What you will do: Scan the material for the word "title", then return every line where it appears.

Material provided:
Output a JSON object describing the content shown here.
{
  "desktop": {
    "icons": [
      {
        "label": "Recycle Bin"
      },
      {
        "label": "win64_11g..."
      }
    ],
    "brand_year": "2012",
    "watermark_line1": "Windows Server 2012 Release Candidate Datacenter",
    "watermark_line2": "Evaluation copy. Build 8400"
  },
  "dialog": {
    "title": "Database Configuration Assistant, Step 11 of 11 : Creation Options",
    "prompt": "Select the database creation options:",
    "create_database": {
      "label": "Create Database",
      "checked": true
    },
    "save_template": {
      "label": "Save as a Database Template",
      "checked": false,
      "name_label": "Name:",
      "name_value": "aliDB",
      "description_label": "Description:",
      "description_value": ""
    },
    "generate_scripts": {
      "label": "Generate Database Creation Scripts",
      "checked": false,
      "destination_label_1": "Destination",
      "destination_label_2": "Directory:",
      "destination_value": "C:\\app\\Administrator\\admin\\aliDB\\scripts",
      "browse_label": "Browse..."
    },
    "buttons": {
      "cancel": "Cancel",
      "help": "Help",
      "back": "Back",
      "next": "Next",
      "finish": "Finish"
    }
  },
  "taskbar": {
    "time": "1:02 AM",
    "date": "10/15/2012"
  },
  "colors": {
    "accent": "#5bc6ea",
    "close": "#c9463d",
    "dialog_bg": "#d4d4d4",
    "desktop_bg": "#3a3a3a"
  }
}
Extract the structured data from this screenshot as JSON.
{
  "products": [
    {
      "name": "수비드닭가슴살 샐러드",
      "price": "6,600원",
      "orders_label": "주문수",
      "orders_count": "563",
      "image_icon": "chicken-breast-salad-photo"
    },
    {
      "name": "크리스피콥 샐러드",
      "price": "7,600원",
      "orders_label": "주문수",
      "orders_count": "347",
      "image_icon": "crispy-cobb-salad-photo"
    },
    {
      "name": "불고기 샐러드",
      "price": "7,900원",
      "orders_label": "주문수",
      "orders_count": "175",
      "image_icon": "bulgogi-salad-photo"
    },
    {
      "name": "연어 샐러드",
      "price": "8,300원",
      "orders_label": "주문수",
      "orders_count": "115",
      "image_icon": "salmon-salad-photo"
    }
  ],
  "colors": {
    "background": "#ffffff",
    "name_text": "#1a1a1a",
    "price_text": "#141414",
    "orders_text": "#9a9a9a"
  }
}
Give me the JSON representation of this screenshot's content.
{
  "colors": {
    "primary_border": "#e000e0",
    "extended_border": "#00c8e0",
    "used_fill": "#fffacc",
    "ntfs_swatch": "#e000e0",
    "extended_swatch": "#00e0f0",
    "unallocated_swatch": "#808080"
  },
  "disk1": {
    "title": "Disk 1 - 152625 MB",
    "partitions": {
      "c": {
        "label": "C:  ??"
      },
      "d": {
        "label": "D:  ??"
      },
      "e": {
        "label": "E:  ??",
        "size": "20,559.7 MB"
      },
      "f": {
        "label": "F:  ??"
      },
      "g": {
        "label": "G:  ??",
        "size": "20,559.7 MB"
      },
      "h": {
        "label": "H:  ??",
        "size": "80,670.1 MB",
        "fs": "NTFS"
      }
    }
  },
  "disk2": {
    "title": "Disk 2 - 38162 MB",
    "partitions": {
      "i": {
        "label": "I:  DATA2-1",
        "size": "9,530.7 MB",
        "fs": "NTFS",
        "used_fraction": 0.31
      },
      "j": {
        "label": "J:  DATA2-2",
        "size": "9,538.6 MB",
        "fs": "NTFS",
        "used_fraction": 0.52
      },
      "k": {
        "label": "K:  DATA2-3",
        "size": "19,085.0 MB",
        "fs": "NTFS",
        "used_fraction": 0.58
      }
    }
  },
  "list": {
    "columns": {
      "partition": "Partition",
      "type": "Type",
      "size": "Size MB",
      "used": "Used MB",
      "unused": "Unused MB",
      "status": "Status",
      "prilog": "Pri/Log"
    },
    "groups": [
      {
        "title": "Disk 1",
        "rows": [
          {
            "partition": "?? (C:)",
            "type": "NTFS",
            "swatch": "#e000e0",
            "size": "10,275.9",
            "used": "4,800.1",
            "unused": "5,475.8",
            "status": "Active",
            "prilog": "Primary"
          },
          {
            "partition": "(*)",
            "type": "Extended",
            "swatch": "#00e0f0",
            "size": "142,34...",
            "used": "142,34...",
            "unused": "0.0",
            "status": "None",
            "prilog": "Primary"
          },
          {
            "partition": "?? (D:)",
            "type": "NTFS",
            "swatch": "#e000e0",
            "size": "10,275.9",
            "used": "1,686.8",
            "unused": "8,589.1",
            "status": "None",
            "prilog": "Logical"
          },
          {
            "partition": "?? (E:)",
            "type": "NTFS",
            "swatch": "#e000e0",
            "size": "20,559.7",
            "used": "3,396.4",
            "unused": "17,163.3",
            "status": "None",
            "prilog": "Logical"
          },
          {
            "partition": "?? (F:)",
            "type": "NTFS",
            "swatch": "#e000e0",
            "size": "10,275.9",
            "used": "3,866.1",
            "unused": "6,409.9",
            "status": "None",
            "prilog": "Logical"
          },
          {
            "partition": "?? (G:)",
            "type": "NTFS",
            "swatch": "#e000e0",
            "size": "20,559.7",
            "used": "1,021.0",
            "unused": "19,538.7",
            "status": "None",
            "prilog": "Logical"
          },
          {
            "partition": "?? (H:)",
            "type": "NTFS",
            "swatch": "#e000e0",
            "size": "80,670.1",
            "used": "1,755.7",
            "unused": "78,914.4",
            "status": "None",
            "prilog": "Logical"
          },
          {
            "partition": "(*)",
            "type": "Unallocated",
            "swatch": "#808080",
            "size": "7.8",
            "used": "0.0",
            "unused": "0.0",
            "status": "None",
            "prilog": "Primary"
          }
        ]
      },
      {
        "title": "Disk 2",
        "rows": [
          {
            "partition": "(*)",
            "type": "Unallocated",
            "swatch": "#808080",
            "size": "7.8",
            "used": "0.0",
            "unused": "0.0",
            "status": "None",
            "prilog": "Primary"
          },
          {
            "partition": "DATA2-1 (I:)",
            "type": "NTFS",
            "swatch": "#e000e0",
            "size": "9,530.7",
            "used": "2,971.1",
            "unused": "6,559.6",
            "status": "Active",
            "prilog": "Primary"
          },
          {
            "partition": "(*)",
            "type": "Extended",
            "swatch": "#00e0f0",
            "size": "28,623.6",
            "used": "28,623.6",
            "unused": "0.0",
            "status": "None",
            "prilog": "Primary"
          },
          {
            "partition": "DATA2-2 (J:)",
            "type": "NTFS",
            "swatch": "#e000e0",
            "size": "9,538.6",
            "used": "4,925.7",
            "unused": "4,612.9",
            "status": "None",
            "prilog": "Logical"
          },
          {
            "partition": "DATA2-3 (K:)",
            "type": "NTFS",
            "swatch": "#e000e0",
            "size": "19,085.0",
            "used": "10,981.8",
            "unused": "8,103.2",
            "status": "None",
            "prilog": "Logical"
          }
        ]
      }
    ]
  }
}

Exercise response:
    "title": "Database Configuration Assistant, Step 11 of 11 : Creation Options",
    "title": "Disk 1 - 152625 MB",
    "title": "Disk 2 - 38162 MB",
        "title": "Disk 1",
        "title": "Disk 2",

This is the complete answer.